Volunteers pitch in to re-paint Mildred Ave. K-8 School

Volunteer Cassidy Reilly. Tyler McManus photo.

Empowering People for Inclusive Communities (EPIC), a community service and leadership development group for youth with disabilities, held its fifth annual Boston Serve event on Saturday, Nov. 4 at the Mildred Ave. K-8 School in Mattapan.

EPIC’s group of young leaders, known as Service Warriors, was in control of the day as over 150 volunteers were divided into teams, each tasked with repainting walls inside certain classrooms.

At the end of the day, 16 classrooms were repainted. Also, 50 school supply kits were assembled for teachers by a designated group.

An opening ceremony preceded the service work. Speakers included State Sen. Linda Dorcena Forry, Mildred Ave. K-8 principal Andrew Rollins, Jeff Gentry, Director of Youth Services and Community Relations at Triangle, Inc. and current Service Warrior Jonah LeDuc.

“Your service makes a world of difference to our students, our school, and our community,” said Principal Rollins. “[Our students] will be parading in here at 7 a.m. Monday morning with smiles on their faces, and probably even brighter smiles when they get to their classrooms and see that they look much, much better than they did a day or two ago.”

Jeff Gentry touched on Triangle’s commitment to people with disabilities.

“This year, Triangle will help people with disabilities secure over 320 jobs in the community, and will provide comprehensive abuse prevention training through IMPACT:Ability for over 400 Boston Public School students,” Gentry said. “And one of the things we’re proudest of is we will graduate this class of Service Warriors in May and we will welcome another class of young leaders to lead the disability rights movement forward.”

Sen. Forry underlined the significance of the crowd’s choice to help others.

“You could be anywhere,” Forry said. “But you chose to be here, and to spend your time and energy helping others. And that’s what it’s about, isn’t it? It’s about helping others and seeing ourselves in other people…EPIC, you chose to use your ability to do this important work, and it will have a lasting effect on the people and the children in this community.”

Service Warrior Jonah LeDuc, student at Perkins School for the Blind in Watertown, impressed the crowd with his final thoughts.
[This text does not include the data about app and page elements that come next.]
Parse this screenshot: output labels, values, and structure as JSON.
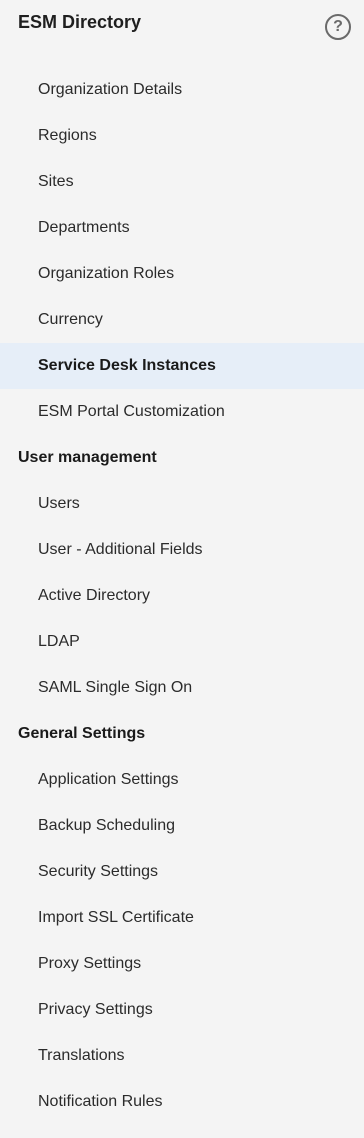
{
  "header": {
    "title": "ESM Directory",
    "help_glyph": "?",
    "help_icon": "help-circle-icon"
  },
  "menu": {
    "esm_directory": [
      "Organization Details",
      "Regions",
      "Sites",
      "Departments",
      "Organization Roles",
      "Currency",
      "Service Desk Instances",
      "ESM Portal Customization"
    ],
    "user_management": {
      "title": "User management",
      "items": [
        "Users",
        "User - Additional Fields",
        "Active Directory",
        "LDAP",
        "SAML Single Sign On"
      ]
    },
    "general_settings": {
      "title": "General Settings",
      "items": [
        "Application Settings",
        "Backup Scheduling",
        "Security Settings",
        "Import SSL Certificate",
        "Proxy Settings",
        "Privacy Settings",
        "Translations",
        "Notification Rules"
      ]
    },
    "active_item": "Service Desk Instances"
  },
  "colors": {
    "background": "#f4f4f4",
    "active_background": "#e6eef8"
  }
}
“I became an EPIC Warrior because I wanted to make a difference in my community and be a part of a team that show its community that our disabilities do not define us,” he said. “We have gone to a food bank, assembled school supply kits, cleaned a park, and participated in many other activities to help the community. I feel very thankful to my God and to you that I am able to help, even if it is in small ways. It makes me very happy that as a team we are making the community a better place. If we set our minds to it, we can make a big impact.… It is great to know that we, the EPIC Service Warriors, are supported and we are not doing this alone.... Your contributions will make a big difference in a matter of hours for this school, and your fundraising effort will help us make our dream of building unity through our leadership and advocacy come true.”